Why You Should Start Saving NOW

March 20, 2023

Pretty much every personal finance resource will tell you that the earlier you start saving, the better off you’ll be. It’s a bit of a “well, duh,” thing, but there’s more to it than just the fact that you’ll have longer to save if you start early. The thing is, the earlier you start, the earlier you can stop saving if you want to.

That’s right. People who save aggressively in their 20s and 30s and then stop while they deal with other financial priorities like buying homes, educating kids, traveling the world, etc., may be better off than people who wait to start saving until 45 and plow money away until they’re 65. This concept seems a little crazy, so let’s do the math.

Compound interest effect

Let’s say you start saving at the age of 25, putting away $6,000 per year (that’s $500 per month or just $250 per paycheck if on a biweekly earning schedule), and then stop at the age of 45. At that point, assuming a 6% moderate rate of return (meaning you invest the money in, for example, a target-date fund aligning with your 65th birthday), you’d have $231,020 saved. If you stop saving at that point and just “let it ride” until you’re 65, that amount could grow to $764,723, assuming that same 6% average performance over the years.

(You know that saying, “You gotta have money to make money?” That’s evidenced here. Your money makes money for you.)

Now let’s reverse that. Say you wait until you’re 45 to start and then decide you’re going to buckle down and save aggressively for the next twenty years. Then, to amass the same amount of $765,000 by 65, you’d have to save almost $20,000 per year (or $1,656 per month/$828 per paycheck).

In both scenarios, you’d be saving for 20 years. However, by waiting to get started, you’d have to save more than three times as much each month to get the same result. That is crazy! But the math doesn’t lie.

Tips to start saving

The challenge is finding the cash to get an early start, especially if you’re trying to pay off debt. However, the lesson here is that even a tiny amount of money saved early can significantly impact your future savings. So here are a few tips:

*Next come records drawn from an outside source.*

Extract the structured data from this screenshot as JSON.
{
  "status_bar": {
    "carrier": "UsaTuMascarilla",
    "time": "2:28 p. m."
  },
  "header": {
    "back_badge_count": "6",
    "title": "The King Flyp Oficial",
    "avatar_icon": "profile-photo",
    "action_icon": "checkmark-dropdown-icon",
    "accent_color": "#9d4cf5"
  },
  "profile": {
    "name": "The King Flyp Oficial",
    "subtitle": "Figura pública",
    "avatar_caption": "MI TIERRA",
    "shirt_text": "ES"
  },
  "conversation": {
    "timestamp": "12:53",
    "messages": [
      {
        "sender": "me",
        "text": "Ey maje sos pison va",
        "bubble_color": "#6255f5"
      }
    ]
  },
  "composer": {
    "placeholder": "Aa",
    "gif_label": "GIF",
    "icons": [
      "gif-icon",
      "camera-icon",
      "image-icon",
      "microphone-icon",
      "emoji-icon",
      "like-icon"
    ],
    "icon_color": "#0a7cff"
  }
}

1. Always get the match in your 401(k)

That’s a 100% guaranteed immediate return on your money, and we’ve yet to find another legal way to achieve this.

2. Live within today’s earnings (aka don’t borrow against the future)

Our instant gratification society has us thinking that we need a posh lifestyle straight out of school. But that’s just a recipe for postponing financial independence. To stick to your savings priorities, you might have to live a bit minimalistic until you can afford more. It’s better to live frugally than to elevate a lifestyle to what it would be at a higher income.

3. Sometimes, it’s all in your head

Don’t rely just on willpower to save more money. Instead, try using money mind tricks to help you stick to your intentions.

4. Start small

Even if it’s just $25 per paycheck, it’s better than nothing. So that’s where I started. I then just raised the amount over time as my income increased and my debts decreased.

5. Use the auto-escalator tool

Check to see if your 401(k) plan has an auto-escalator. It’s a tool that lets you set up your contributions for automatic increases at set intervals. Try setting up a 1% increase each year to coincide with your annual raise so you’ll never feel a reduction in your take-home pay. A 35-year-old earning $50,000 who uses the auto-escalator to go from 5% to 15% over 10 years will have more than $250,000 extra saved at age 65.

The numbers don’t lie. If you’ve been thinking that you’ll wait until you feel more like you can afford to save, it’s time to shift away from that mentality. Starting early, often, and setting your savings on automatic is a way for you to make yourself afford it now.